Getting the Lead Out of Tire Weights
Six states have banned the use of lead tire weights. While a nationwide federal ban is not yet on the radar screen, don’t rule it out.
November 2013, TruckingInfo.com - Feature
UPDATED -- Beware the lead tire weight cops.
They are out there and working in six states, with several more states looking at banning lead weights. California, Illinois, Maine, New York, Vermont and Washington already have lead wheel weight laws on their books. New Hampshire, Minnesota and Wyoming have tried to ban the sale, distribution and installation of lead weights, but those attempts failed.
True rotation of a several-hundred-pound mass and high speeds requires balancing, not just of the tire, but the entire rotating mass, including the hub, brake drum, wheel and tire.
Several more states have restrictions on lead tire weights in place for state-owned or state-controlled vehicles, including Kentucky, Minnesota, Michigan, Nevada and others.
According to Greg Parker, marketing manager for Perfect Equipment, one of the oldest manufacturers of wheel weights in the world, about 30% of vehicles in the U.S. are located in states that ban lead tire weights, so a fair portion of the national fleet has already been affected by the ban.
“Most OEs and the major tire retail chains are now non-lead,” Parker says. “Altogether, about half of the market for tire weights is now some material other than lead.”
Whether it will go any further remains to be seen.
“There was a lot of activity on this front between 2007 and 2009, but it has subsided greatly since then,” Parker says. “It was pretty easy for the states to do this since there are only a handful of producers manufacturing lead tire weights and there are practical alternatives to lead, such as steel and zinc.”
Most of the language in the regulations speaks to the sale, distribution and installation of lead weights.

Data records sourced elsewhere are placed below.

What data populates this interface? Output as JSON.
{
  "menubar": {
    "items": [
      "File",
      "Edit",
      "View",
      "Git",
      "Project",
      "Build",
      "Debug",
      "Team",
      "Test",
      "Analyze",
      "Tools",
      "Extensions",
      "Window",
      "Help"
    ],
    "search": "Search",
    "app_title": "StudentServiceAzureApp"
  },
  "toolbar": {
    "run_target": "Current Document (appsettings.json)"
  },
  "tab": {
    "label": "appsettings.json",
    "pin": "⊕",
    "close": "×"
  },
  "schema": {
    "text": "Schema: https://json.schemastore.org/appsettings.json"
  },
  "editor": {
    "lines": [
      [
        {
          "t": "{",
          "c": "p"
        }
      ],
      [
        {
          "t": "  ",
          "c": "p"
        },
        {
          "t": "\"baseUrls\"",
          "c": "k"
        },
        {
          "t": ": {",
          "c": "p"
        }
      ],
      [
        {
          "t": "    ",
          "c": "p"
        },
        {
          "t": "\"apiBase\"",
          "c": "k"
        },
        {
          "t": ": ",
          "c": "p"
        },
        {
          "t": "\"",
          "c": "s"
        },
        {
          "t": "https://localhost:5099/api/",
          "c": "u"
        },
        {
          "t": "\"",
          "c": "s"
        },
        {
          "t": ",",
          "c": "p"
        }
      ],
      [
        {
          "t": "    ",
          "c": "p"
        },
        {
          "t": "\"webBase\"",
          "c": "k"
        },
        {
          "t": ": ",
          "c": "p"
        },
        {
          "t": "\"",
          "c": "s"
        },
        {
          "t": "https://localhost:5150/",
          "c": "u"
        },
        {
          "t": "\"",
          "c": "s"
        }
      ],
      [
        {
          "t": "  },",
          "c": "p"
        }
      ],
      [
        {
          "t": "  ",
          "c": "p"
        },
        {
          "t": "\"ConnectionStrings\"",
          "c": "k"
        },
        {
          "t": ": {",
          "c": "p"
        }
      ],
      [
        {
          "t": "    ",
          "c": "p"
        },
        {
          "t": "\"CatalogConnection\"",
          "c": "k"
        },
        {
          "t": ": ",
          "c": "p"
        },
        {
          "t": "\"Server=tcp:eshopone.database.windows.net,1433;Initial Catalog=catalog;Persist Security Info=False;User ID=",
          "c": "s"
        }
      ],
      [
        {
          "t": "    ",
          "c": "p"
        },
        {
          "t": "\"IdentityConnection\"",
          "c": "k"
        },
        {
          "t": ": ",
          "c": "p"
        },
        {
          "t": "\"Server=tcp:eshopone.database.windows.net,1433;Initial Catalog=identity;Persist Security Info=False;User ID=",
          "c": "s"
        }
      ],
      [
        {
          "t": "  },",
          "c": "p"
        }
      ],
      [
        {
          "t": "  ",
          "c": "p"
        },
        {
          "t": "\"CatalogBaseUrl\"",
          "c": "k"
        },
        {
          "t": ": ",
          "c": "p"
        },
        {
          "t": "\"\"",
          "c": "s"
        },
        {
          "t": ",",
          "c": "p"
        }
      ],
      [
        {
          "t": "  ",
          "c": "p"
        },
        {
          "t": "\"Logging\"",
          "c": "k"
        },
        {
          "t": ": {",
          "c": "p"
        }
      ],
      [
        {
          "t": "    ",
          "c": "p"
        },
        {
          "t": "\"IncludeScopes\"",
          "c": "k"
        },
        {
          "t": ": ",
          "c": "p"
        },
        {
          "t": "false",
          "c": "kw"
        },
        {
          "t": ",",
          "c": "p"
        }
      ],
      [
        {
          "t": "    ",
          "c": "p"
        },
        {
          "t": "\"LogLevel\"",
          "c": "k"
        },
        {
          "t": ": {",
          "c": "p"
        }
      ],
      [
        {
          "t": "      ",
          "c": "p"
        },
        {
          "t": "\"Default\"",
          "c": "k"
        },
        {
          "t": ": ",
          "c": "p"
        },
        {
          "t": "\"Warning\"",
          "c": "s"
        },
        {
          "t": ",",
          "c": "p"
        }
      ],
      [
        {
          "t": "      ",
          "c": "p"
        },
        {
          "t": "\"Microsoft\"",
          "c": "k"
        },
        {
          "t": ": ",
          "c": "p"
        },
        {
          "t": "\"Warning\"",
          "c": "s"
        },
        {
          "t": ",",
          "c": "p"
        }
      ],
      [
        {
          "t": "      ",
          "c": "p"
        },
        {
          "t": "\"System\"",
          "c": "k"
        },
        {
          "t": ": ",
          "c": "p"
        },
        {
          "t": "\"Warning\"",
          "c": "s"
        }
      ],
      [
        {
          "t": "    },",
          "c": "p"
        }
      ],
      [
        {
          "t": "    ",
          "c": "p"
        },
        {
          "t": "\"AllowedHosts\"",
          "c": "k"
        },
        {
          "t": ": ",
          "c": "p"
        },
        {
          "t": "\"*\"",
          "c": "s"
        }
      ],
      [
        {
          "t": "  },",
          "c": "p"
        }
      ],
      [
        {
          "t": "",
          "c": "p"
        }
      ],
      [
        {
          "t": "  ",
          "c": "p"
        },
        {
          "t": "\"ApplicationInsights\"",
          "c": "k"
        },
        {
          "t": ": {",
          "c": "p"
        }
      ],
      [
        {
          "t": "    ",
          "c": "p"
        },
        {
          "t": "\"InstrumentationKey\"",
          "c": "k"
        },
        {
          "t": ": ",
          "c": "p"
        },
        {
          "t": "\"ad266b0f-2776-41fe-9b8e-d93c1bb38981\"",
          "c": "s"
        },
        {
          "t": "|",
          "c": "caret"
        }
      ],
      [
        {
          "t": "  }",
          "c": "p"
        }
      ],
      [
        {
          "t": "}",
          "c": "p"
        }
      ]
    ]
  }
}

The regs don’t address lead weights already in service – there won’t be inspectors checking trucks at scales – but it would be an offense in the listed states to install lead weights the next time you are balancing tires. The penalties could also apply to truck fleets that aren’t based in the affected states, but that have terminals there.
Scott Flynn, the director of sales at Plombco, another wheel weight manufacturer, says the transition from lead to steel or zinc posed some problems at first in the light truck and passenger car markets because the installation procedures are different.
“Because lead is soft and malleable, it was easy to clip to the wheel and hammer into place with a good precise fit,” he says. “Steel and zinc are too hard to install in the same fashion, so the design of the clip and matching it to the shape of the rim flange is a larger concern than it once was.”
Flynn says that is not as great a concern in heavy truck applications because there are fewer wheel styles to deal with, but the size of the weight is a concern.
“For heavy-duty applications, we make zinc weights in clip-on styles and steel weights with an adhesive backing,” he says. “But because of the physical size of the weights required on trucks, we limit each weight to 8 ounces. If you need more than 8 ounces, you put on more weights.”
When non-lead tire weights were first introduced, they were expensive, Parker says, but as manufacturing capacity increased, the price quickly came down.
“Roughly half the market is now non-lead, so we’ve got scale working for us,” he explains. “The non-lead options are running about five points higher than lead today. The upcharge is minimal. You can find some pretty cheap imported products. It really depends what you want. The cost is really in the clip, so you’re going to pay maybe 25 cents more for a high-quality clip that will keep the weight on for more than 1,000 miles.”
Next page: Alternatives to Weights
Traditional balancing methods still apply with steel and zinc weights. Just the material has changed, not the process.